• **THE PROBLEM**
List every line below containing "right".

• **MATERIAL TO PROCESS**

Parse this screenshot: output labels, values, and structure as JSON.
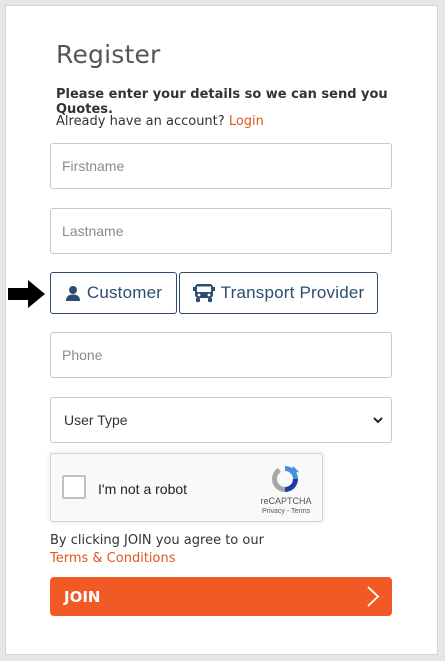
{
  "form": {
    "title": "Register",
    "subtitle": "Please enter your details so we can send you Quotes.",
    "account_prompt": "Already have an account?",
    "login_link": "Login",
    "firstname_placeholder": "Firstname",
    "lastname_placeholder": "Lastname",
    "phone_placeholder": "Phone",
    "user_type_selected": "User Type",
    "roles": {
      "customer_label": "Customer",
      "transport_label": "Transport Provider"
    },
    "recaptcha": {
      "checkbox_label": "I'm not a robot",
      "brand": "reCAPTCHA",
      "links": "Privacy - Terms"
    },
    "agree_text": "By clicking JOIN you agree to our",
    "terms_link": "Terms & Conditions",
    "join_label": "JOIN"
  },
  "icons": {
    "arrow": "right-arrow-icon",
    "customer": "person-icon",
    "transport": "bus-icon",
    "select": "chevron-down-icon",
    "recaptcha": "recaptcha-logo-icon",
    "join": "chevron-right-icon"
  },
  "colors": {
    "accent": "#f15a24",
    "link": "#e2551f",
    "role_button": "#2c4d70",
    "title": "#555555"
  }
}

• **SOLUTION**
    "arrow": "right-arrow-icon",
    "join": "chevron-right-icon"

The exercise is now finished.